On September 27, I photographed the total lunar eclipse, called a blood moon since the moon turns red. A total lunar eclipse occurs during a full moon when the sun, earth, and moon are in a line and the moon is close enough to the earth so that the earth blocks the sun from shining on the moon. Red light refracts the most. The moon in eclipse is reddish from the sunlight shining through the earth’s atmosphere and bending around the earth to illuminate the moon. A total lunar eclipse doesn’t occur very often — the next total lunar eclipse visible in California is in four years. A storm passed overhead, we were concerned we’d miss the total eclipse.
I joined a docent-led hike put on by a local open space district in the mountains forming the backbone of the San Francisco peninsula. The total eclipse would start before the moon rose in the east, so we hiked to a hilltop with an open view to the east. A mountain shielded some light from Silicon Valley.
We started early and had time to explore before sunset. Our hills are golden during our dry summer, reminding us that we’re the golden state. California is called the golden state because gold was discovered here in 1849. The Pacific Ocean is the shimmering sea in the distance on the right.
A small storm system was passing overhead, moving east. We wondered if the storm would pass by so we could see the eclipse. The photo below shows pink clouds and Black Mountain to our east at 7:06 pm, 10 minutes after moonrise. Pretty clouds, but we couldn’t see the the moon. The San Andreas Fault runs through this valley.
The total eclipse started at 7:11, but we still couldn’t see the moon. I snapped these photos at 7:55 pm to check if the camera could spot a faint glow that my eyes couldn’t see. The left-hand photo shows two small dots. I wondered if this was the moon. The longer exposure on the right shows the two dots as small horizontal blurs. I believe these are airplanes approaching the San Francisco Airport.

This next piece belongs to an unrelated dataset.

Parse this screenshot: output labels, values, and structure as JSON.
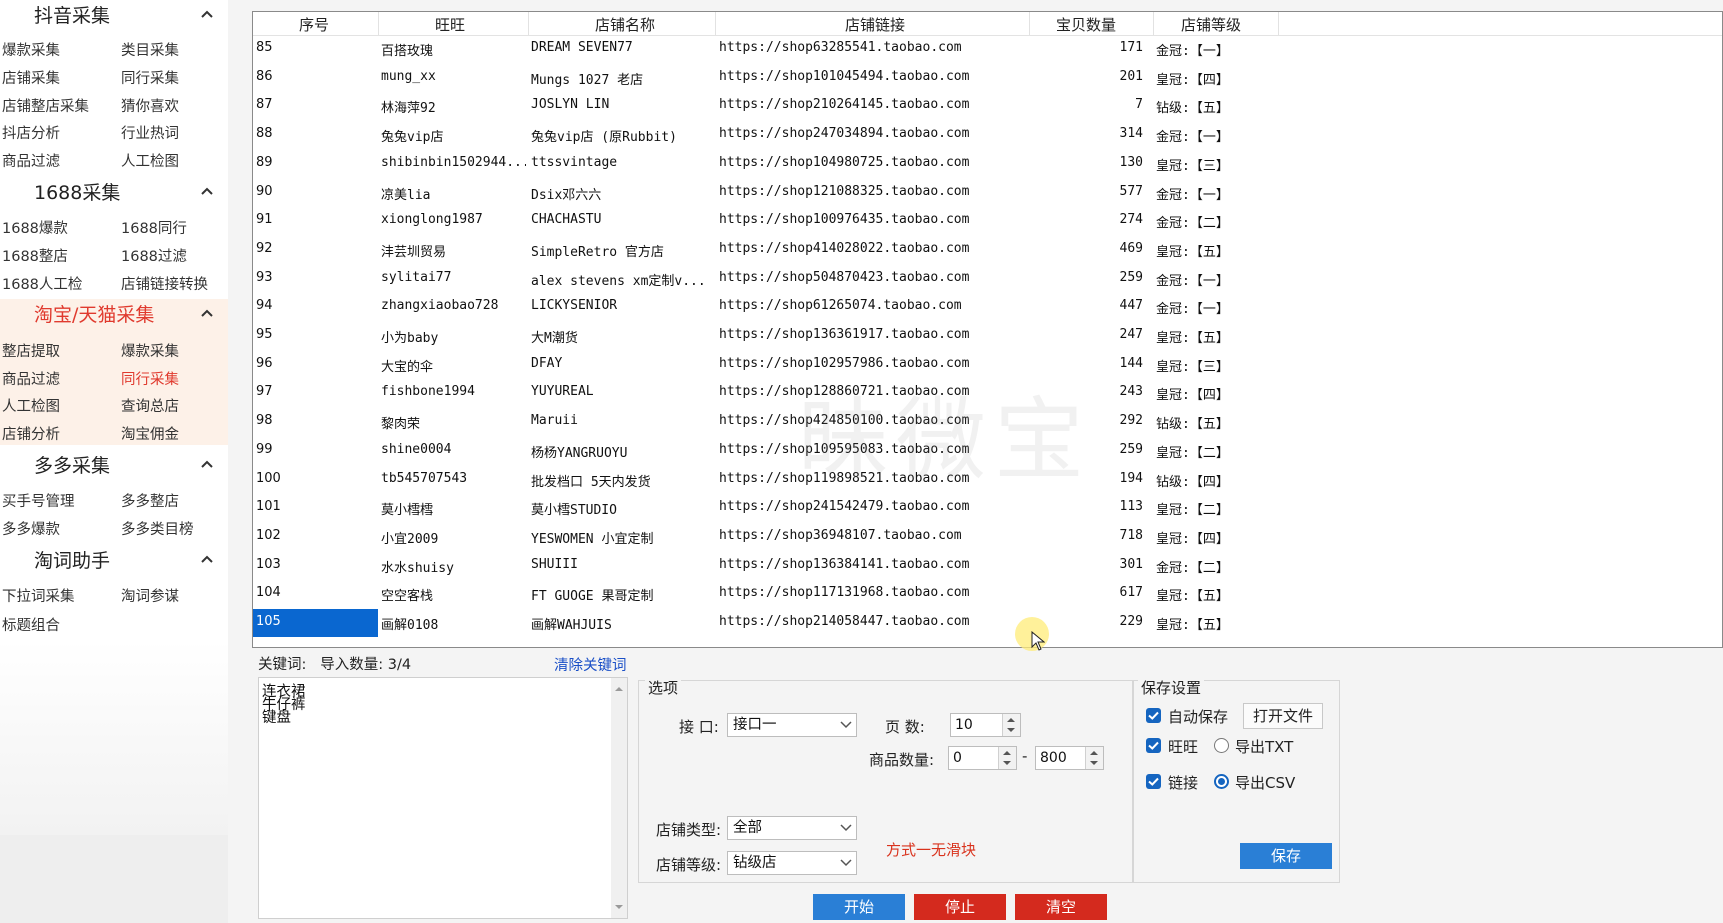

The maximum total eclipse was at 7:48 pm, and we still hadn’t seen the moon.
For these moon photos, I tried auto exposure bracketing (AEB) for the first time. When the shutter button is pressed, the camera takes three photos separated by 2 EV: the nominal exposure, two stops underexposed, and two stops overexposed. I set the aperture at 7.1 and the ISO at 400, and the camera adjusted the exposure time to take three photos. AEB worked well, producing a set of photos where I could choose the photo with the exposure I liked. I cropped some images to make the moon larger, but I did no other post processing. The moon color in these photos is as-shot.
Despairing that we had missed the lunar eclipse, we hiked to another hill to catch a view of San Francisco. Then we got a call that the moon was out. We looked for the moon and hastily set up tripods and cameras on the trail. The clouds had continued moving east, and moon was finally visible over the treetops!
A minute later, clouds covered the top half of the moon. The clouds aren’t especially dense. I guess the moon is dim during a total lunar eclipse, so the clouds don’t have to be thick to obscure the moon.
By 8:19, you can see the bottom of the moon starting to brighten as the total eclipse is nearly over. We saw about five minutes of the total eclipse.
By 8:26 pm, you can see the sun’s rays on a sliver of the moon. The total eclipse has passed. At 8:57, half the moon is illuminated.
We hiked down the hill by the light of the full moon; I used my headlamp only in the shade of trees.
Reviewing the photos, I was surprised that many were blurry, since I used a tripod. These shots, taken at 8:20 with a 400 mm lens, show the blur. The 25-second exposure is the most blurry, with an oblong moon. Stars are parallel streaks. I think my shutter speed was too long, and the earth’s rotation caused the stars to move and thereby blur.
The AEB worked well, providing reasonably sharp photos from the -2 EV shot. The next time I photograph a total lunar eclipse, I’ll use AEB again, but I’ll open up the lens, constrain the shutter speed to about a second, and let the camera change the ISO to achieve the desired exposure.